There’s something to be said for using good examples, but for whatever reason I often do just the opposite. For instance, a good first wine to cover from Barossa would perhaps be the variety for which it is best known – Shiraz. The first Barossa in this blog was the Domain Day Garganega. I’ve done the same sort of thing by writing about wines made in Australia by Frenchmen, wines made in France by Australians, and numerous other reversals of expectations. It’s in that spirits I give you the Grosset Piccadilly 2001.
Another Chardonnay from the Adelaide Hills, you may ask? Made by an iconic winemaker known better from another region? With a fair amount of bottle age? If this sounds familiar, it is, as the Wolf Blass White Label Chardonnay ticks all the same boxes. Am I just being lazy going for the same type of wine? Having just written up a Picpoul de Pinet, I hope that’s not a serious question. But I do have favourites, and while everything I drink, I drink for you, my readers, I think this producer is worth highlighting.
This producer is Grosset, in particular Jeffrey Grosset, the founder, owner and winemaker. He established his winery in 1981 in the Clare Valley and has been focused on producing top quality wines ever since.
He led a campaign in the 1980s for the use of the word Riesling to be reserved exclusively to wines actually made from the Riesling grape. Yes, these days that seems a bit of a weird thing, but as I mentioned when I opened some old Rieslings, Australia has long played fast and loose with place and varietal names, and at the time Riesling was treated both as a generic name for white wine (and therefore used on cheap, cask wines) and as a local name for whatever white grapes were being grown. Clare Riesling was actually Crouchen, Hunter Riesling was actually Semillon, and you needed to find a bottle of Rhine Riesling if you were after the real thing.

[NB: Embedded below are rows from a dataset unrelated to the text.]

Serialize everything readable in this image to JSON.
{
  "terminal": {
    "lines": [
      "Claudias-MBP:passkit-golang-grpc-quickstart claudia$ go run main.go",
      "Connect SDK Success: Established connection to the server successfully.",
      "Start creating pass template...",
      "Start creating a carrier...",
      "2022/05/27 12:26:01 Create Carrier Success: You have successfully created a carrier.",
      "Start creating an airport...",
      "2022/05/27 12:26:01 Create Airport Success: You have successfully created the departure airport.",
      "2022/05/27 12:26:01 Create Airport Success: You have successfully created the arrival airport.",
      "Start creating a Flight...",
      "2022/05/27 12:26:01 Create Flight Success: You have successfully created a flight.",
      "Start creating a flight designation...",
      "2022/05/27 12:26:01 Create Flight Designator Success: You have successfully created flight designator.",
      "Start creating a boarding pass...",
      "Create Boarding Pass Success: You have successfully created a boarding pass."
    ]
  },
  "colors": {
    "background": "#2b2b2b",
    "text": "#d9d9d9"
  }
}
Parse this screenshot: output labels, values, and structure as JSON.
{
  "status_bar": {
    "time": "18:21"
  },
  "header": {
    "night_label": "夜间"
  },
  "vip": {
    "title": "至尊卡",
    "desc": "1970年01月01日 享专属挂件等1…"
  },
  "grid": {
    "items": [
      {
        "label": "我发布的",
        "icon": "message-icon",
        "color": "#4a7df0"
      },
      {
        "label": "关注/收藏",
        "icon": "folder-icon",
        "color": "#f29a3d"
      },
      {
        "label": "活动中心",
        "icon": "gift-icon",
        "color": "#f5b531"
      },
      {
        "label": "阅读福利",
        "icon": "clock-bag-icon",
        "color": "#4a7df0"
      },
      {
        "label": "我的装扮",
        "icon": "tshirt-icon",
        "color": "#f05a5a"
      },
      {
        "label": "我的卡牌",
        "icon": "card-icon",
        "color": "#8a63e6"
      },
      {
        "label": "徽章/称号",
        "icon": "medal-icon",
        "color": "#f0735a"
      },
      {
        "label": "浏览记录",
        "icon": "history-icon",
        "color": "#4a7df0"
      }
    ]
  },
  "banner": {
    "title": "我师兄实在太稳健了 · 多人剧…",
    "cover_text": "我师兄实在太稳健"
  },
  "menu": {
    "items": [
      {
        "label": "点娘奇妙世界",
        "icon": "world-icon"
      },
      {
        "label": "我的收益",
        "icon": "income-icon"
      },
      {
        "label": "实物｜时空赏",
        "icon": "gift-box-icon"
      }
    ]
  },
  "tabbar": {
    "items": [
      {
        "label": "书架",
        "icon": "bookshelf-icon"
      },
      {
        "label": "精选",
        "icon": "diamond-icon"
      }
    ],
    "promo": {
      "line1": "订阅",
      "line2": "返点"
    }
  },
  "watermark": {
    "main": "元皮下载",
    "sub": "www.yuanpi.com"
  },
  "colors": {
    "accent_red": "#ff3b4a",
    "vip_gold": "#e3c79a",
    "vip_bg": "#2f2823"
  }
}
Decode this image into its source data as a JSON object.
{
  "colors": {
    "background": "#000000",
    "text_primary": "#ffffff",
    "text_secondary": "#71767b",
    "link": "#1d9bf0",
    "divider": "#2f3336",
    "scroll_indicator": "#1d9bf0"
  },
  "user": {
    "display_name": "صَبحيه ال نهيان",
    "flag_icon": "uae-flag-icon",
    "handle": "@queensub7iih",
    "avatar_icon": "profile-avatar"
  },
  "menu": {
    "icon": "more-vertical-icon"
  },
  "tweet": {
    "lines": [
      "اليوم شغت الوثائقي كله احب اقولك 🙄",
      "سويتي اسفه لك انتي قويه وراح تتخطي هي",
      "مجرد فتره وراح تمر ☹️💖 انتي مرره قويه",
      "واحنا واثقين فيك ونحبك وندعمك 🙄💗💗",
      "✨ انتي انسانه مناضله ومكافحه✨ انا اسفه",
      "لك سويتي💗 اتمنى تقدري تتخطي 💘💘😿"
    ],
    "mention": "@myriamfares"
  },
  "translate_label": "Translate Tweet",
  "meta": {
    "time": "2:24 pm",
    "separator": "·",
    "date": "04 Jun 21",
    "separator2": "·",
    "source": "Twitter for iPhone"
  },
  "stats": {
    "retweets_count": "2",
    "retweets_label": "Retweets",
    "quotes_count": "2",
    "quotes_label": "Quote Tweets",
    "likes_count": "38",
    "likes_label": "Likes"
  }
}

He also was influential in pushing Clare winemakers to switch from cork to screw cap closures. While screw caps had been launched by Pewsey Vale and then withdrawn after a lack of uptake by consumers, Grosset organized Riesling producers in Clare to switch to screw cap as a unified front. This Chardonnay, funnily enough, is under cork, though more recent bottlings seem to be under screwcap.
As you might have guessed, Grosset is best known for Riesling. His Polish Hill is arguably the most famous Rieslings of Australia, and quite possibly the best. It features in the second highest category, Outstanding, of the Langton’s Classification, with his Watervale not far behind in the next category down, Excellent. While he does make other wines, including red and white Bordeaux blends and a Pinot Noir, it would be perfectly reasonable to think that I’d be writing about one of his Rieslings. However, I happened to pick up this nicely cellared bottle of Chardonnay, and being a fan of Adelaide Hills wines, I would be remiss in not writing about it.
Quick disclaimer – the winemaker with whom I’ve worked the last few vintages has an ongoing business interest with Jeffrey Grosset, and therefore some of the grapes in this wine may have come from one of my boss’ vineyards, but given that I had never been to Australia in 2001 I had nothing to do with the grapes or this wine.
As I mentioned, this wine was bottled under cork and the cork itself was in good condition coming out of the bottle. The wine is clear and bright, with a medium plus gold colour, and quick legs when swirled. On the nose, it’s clean, has medium plus intensity and a fully developed character. There are notes of old oak, porridge, honeycomb, butterscotch, and a savoury note I can’t quite place. On the palate it’s dry, with strong medium plus acidity, a medium body, medium plus intensity, and medium plus alcohol. It has flavours of lemon, sandalwood, sunflower, key lime pie, and some nuttiness. It has a medium length and some honey on the finish.
This is a very good wine that has aged gracefully. It’s very rich, with a softened texture, but still good acidity. On the Grosset site there are tasting notes for this wine that are likely a decade old and it’s interesting to see what’s changed. The cedary oak and lemony citrus flavours are still there, but the melon and tropical fruit are gone, replaced by nut and honey flavours. The acidity has certainly allowed it to last a bit more than the medium term that the notes advise in terms of cellaring, and while I don’t think letting it sit another decade would be the best idea, it certainly has developed nicely over the last ten years.